#### [Task objective]
Exactly reproduce the line containing "Serialize everything readable" together with every line after it, through the end of the entries, and give nothing more.

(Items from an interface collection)
════════

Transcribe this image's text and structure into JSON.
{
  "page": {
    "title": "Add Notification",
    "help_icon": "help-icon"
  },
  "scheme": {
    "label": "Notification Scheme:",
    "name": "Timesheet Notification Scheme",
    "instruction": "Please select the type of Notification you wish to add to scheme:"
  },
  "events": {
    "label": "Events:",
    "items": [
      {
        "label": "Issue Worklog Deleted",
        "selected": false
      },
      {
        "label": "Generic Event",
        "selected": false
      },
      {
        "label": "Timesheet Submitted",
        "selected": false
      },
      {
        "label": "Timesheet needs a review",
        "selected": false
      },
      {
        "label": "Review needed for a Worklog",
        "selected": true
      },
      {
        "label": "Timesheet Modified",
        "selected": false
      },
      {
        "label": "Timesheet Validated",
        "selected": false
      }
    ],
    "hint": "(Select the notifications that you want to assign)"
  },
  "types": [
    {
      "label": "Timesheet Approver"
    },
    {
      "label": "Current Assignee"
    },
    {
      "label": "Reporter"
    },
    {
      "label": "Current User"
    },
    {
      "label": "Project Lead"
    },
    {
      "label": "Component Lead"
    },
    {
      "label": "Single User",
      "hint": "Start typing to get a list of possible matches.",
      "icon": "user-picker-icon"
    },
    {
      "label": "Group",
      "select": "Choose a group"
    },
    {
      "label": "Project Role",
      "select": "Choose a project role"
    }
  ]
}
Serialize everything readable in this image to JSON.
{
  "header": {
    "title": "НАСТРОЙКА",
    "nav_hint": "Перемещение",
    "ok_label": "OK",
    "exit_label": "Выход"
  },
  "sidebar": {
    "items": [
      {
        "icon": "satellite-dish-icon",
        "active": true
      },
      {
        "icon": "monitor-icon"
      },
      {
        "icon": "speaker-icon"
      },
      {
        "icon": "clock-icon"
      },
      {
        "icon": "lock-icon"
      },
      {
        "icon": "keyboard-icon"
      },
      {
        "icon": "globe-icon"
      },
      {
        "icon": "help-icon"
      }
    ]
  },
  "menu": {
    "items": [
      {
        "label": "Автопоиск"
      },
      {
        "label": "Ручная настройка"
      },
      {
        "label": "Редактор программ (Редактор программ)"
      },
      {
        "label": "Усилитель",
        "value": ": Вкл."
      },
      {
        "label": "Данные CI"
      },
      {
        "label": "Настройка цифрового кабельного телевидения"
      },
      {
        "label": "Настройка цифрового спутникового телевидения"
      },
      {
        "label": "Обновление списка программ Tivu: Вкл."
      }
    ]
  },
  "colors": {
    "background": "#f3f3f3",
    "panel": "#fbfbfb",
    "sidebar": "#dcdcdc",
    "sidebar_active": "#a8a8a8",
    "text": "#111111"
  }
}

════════

#### [Completed task]
Serialize everything readable in this image to JSON.
{
  "header": {
    "title": "НАСТРОЙКА",
    "nav_hint": "Перемещение",
    "ok_label": "OK",
    "exit_label": "Выход"
  },
  "sidebar": {
    "items": [
      {
        "icon": "satellite-dish-icon",
        "active": true
      },
      {
        "icon": "monitor-icon"
      },
      {
        "icon": "speaker-icon"
      },
      {
        "icon": "clock-icon"
      },
      {
        "icon": "lock-icon"
      },
      {
        "icon": "keyboard-icon"
      },
      {
        "icon": "globe-icon"
      },
      {
        "icon": "help-icon"
      }
    ]
  },
  "menu": {
    "items": [
      {
        "label": "Автопоиск"
      },
      {
        "label": "Ручная настройка"
      },
      {
        "label": "Редактор программ (Редактор программ)"
      },
      {
        "label": "Усилитель",
        "value": ": Вкл."
      },
      {
        "label": "Данные CI"
      },
      {
        "label": "Настройка цифрового кабельного телевидения"
      },
      {
        "label": "Настройка цифрового спутникового телевидения"
      },
      {
        "label": "Обновление списка программ Tivu: Вкл."
      }
    ]
  },
  "colors": {
    "background": "#f3f3f3",
    "panel": "#fbfbfb",
    "sidebar": "#dcdcdc",
    "sidebar_active": "#a8a8a8",
    "text": "#111111"
  }
}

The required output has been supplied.